Location: Watershed Management ResearchTitle: An evaluation of methods for determining during-storm precipitation phase and the rain/snow transition elevation at the surface in a mountain basin Author
Submitted to: Advances in Water Resources
Publication Type: Peer Reviewed Journal
Publication Acceptance Date: 12/4/2012
Publication Date: 5/1/2013

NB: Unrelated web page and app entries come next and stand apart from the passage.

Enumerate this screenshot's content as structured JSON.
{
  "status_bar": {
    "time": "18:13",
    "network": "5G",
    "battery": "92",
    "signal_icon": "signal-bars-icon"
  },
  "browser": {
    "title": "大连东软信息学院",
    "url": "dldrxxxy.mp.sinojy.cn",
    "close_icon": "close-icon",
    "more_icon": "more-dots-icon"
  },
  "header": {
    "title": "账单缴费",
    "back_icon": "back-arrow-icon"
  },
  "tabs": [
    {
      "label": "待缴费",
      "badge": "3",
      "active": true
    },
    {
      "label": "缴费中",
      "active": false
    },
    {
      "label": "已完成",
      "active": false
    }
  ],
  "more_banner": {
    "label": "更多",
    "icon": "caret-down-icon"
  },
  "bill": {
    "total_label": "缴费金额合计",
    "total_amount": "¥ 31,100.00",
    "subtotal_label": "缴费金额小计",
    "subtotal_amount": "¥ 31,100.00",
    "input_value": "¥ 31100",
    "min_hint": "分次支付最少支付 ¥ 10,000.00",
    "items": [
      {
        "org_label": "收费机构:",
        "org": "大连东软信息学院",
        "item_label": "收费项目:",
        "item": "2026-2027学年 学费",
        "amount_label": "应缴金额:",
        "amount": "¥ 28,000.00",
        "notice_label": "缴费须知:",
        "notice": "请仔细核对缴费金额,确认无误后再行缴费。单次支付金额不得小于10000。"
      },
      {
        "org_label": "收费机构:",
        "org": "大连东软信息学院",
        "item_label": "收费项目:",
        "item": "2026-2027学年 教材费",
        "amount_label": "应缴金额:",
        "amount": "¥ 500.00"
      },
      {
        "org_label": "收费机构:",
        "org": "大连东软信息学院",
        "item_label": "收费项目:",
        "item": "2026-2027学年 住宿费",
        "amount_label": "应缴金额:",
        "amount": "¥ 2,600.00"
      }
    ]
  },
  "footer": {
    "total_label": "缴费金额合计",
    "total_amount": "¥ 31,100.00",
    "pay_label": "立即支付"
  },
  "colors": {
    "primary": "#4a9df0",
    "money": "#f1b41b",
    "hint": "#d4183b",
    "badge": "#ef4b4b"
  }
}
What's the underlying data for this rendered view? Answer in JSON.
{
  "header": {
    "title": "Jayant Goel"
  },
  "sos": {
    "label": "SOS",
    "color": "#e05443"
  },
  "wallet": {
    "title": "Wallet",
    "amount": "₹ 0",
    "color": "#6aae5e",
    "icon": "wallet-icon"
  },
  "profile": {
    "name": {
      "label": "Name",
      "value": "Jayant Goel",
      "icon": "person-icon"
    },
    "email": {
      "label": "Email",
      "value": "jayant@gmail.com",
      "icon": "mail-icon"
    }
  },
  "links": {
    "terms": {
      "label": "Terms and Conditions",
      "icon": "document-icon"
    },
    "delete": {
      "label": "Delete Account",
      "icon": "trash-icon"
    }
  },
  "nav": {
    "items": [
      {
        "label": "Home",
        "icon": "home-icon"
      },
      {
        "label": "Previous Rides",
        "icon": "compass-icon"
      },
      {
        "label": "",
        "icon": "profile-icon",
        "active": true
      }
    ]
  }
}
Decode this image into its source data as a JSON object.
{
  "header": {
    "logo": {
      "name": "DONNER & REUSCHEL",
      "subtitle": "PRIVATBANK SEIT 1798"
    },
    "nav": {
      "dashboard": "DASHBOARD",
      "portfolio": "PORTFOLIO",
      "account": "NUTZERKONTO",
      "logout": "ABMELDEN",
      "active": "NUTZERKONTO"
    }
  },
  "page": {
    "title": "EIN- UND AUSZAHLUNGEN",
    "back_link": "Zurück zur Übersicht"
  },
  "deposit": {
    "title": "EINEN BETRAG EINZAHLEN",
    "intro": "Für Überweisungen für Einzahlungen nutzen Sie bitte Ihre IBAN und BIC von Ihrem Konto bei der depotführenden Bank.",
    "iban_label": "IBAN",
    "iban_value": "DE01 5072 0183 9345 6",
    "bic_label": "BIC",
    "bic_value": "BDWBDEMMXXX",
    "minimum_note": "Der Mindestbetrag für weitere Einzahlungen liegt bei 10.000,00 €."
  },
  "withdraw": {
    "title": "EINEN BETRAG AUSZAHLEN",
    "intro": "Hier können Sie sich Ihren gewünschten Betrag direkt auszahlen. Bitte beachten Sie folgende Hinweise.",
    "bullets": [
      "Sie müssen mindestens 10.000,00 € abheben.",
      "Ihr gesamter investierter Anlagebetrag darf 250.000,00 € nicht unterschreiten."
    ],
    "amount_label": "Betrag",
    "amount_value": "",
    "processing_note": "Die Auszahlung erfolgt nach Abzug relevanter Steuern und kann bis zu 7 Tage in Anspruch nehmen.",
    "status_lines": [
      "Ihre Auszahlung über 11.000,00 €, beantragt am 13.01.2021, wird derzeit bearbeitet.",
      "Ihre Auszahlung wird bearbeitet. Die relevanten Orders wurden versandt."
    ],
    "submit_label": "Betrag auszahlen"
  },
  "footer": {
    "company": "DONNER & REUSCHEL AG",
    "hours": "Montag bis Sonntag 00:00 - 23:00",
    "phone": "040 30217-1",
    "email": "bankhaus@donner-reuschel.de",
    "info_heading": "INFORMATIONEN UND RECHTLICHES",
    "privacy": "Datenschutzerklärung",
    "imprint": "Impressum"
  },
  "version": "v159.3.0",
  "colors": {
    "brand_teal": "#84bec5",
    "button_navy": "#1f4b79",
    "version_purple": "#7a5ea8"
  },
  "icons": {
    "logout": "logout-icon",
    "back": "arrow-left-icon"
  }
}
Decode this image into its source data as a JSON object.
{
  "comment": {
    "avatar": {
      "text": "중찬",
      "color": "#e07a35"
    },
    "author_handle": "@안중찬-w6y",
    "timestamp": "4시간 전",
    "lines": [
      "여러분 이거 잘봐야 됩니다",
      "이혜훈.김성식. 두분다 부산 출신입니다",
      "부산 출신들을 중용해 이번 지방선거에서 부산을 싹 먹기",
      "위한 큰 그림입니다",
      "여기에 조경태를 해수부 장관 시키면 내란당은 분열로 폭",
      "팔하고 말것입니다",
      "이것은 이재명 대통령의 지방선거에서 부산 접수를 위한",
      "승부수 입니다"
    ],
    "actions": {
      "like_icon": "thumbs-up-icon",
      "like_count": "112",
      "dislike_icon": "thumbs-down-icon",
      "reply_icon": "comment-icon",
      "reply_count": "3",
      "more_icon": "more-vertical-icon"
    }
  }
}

Citation: Marks, D.G., Winstral, A.H., Reba, M.L., Pomeroy, J., Kumar, M. 2013. An evaluation of methods for determining during-storm precipitation phase and the rain/snow transition elevation at the surface in a mountain basin. Advances in Water Resources. 55:98-110. DOI: 10.1016/j.advwatres.2012.11.012. Interpretive Summary: Using data from the Reynolds Creek Experimental Watershed, the authors discuss the difficulty associated with determining precipitation phase during a storm, show that the air temperature is not an effective determinate of phase and that humidity, either dew point or wet bulb temperature can be used to accurately characterize phase. Twelve years of precipitation, snow depth and SWE, temperature and humidity data from the Reynolds Mtn. East catchment are used to validate the method. Data from a transect along 800 m of elevation are used to illustrate the dynamic nature of the rain-snow transition during a major storm. This information will be used to improve our understanding of precipitation in mountain regions and will result in better hydrologic models that more accurately predict streamflow and water supplies.
Technical Abstract: Determining surface precipitation phase is required to properly correct precipitation gage data for wind effects, to determine the hydrologic response to a precipitation event, and for hydrologic modeling when rain will be treated differently from snow. In this paper we present a comparison of several methods for determining precipitation phase using 12 years of hourly precipitation, weather and snow data from a long-term measurement site at Reynolds Mountain East (RME), a headwater catchment within the Reynolds Creek Experimental Watershed (RCEW), in the Owyhee Mountains of Idaho, USA. Methods are based on thresholds of 1) air temperature (Ta) at 0°C, 2) dual Ta threshold, -1 to 3°C, 3) dewpoint temperature (Td) at 0°C, and 4) wet bulb temperature (Tw) at 0°C. The comparison shows that at the RME Grove site, the dual threshold approach predicts too much snow, while Ta, Td and Tw are generally similar predicting equivalent snow volumes over the 12 year-period indicating that during storms the cloud level is at or close to the surface at this location. To scale up the evaluation of these methods we evaluate them across a 380 m elevation range in RCEW during a large mixed-phase storm event. The event began as snow at all elevations and over the course of 4 hours transitioned to rain at the lowest through highest elevations. Using 15-minute measurements of precipitation, changes in snow depth (zs), Ta, Td and Tw, at seven sites through this elevation range, we found precipitation phase linked to the during-storm surface humidity. By measuring humidity along an elevation gradient during the storm we are able to reliably estimate precipitation phase and effectively track the elevation of the rain/snow transition during the event.